so going back to charity, while i'm still indecisive of what my mid-life will be, i'm trying to put some of my money to good use.

Bossy Mom
12-11-2007, 03:42 PM
I work a lot for the cause of organ donation. My husband was a donor when he died and my daughter is a liver transplant recipient. I don't have much money to give, but I speak about organ donation, work annually on the Donate Life float for the Rose Parade, take our minutes for our volunteer meetings, participate in all the walks, work at health fairs, make baked goods for the bake sales, and donate my handmade quilts for raffles. I do what I can.

yondyr
12-11-2007, 04:10 PM
I never donate, never gamble. Never buy tickets in this that or the other. If I look after my finances/life, I'm not a charge on society... hence not a part of the problem.
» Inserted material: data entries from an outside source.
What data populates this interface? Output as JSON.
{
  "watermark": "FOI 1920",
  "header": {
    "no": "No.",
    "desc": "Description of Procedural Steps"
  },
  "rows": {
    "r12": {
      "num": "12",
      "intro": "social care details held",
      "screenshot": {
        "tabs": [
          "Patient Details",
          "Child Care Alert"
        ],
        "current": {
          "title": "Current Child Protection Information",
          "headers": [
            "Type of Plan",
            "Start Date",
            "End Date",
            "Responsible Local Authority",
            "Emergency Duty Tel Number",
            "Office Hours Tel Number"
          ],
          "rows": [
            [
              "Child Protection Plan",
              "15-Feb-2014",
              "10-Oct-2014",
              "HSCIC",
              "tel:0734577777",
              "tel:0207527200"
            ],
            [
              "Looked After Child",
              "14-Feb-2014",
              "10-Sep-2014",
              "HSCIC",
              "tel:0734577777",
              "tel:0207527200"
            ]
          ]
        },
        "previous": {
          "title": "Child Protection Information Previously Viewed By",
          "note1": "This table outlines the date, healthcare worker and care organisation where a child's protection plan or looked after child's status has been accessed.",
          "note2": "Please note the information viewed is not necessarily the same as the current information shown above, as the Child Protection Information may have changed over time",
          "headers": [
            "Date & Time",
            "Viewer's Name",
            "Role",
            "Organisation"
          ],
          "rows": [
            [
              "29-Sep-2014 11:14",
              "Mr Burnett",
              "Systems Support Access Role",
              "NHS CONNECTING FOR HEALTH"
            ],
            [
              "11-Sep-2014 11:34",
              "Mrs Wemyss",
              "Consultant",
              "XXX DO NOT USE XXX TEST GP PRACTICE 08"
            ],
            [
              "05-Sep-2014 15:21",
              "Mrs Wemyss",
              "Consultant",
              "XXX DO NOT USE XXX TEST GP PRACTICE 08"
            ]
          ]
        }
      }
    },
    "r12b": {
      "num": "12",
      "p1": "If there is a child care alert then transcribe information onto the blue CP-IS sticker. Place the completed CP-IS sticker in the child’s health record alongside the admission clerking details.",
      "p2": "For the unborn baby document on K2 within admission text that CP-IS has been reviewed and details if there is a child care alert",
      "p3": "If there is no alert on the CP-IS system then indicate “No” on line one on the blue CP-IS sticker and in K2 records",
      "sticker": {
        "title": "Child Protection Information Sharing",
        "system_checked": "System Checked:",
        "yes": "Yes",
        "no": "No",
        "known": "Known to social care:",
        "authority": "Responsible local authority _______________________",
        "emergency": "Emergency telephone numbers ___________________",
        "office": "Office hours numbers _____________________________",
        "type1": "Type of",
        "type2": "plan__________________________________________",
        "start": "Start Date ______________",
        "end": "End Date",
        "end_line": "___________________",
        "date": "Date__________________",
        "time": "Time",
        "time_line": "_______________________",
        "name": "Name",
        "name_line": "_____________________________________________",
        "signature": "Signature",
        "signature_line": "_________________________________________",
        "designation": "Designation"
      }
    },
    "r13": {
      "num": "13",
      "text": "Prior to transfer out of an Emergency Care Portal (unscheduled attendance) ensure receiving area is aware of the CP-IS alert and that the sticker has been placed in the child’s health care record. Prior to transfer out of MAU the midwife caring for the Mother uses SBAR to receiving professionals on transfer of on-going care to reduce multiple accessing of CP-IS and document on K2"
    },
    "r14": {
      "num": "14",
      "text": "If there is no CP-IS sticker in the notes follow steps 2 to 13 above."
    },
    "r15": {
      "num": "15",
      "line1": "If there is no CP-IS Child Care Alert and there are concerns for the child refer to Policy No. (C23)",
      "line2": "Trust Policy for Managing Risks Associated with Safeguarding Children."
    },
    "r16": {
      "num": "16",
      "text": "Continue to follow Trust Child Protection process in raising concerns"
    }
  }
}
AntimonyLegault
12-13-2007, 01:38 AM
Charity is often used by the government, not however, in a way many might think.
Columbia was once a big wheat producer. That was terminated in the 1950's by "Food for Peace' aid. Food for peace sounds nice, but the consuequences are different. Food for peace was not a gift from agribussiness to a impoverished country, it was a gift from the U.S. taxpayer to agribussiness, so the taxpayer was paying agribussiness to essentially send 'free' food to other countries. This wiped out wheat production in Columbia, as it destroyed the wheat market there, it's no longer a major wheat producer and many former peasants moved on to coca production when this happened.

Charity, like most things, is relative to situation and standard. I'd help out the individual if I didn't have to go through some 'middleman' I don't know.

yondyr
12-13-2007, 07:43 AM
If you're looking at the world stage, consider this... if malnourished and needy peoples are given food and medical care then their fertility goes up creating more mouths to feed. Is it wise to make charitable efforts when the consequences compound a problem if compensating measures, even if dictatorial, are not included.

Caramel
12-13-2007, 08:29 AM
I don't have a lot of money (poor student), but I am a organ donor (when I die ofcourse, I'd like to enjoy them myself for now :p), and I donate solutions to about everyone else in university. I help others study, work out algoritmic/programming problems and send those to everyone else with a step-for-step how-to guide..

but I guess that doesn't count.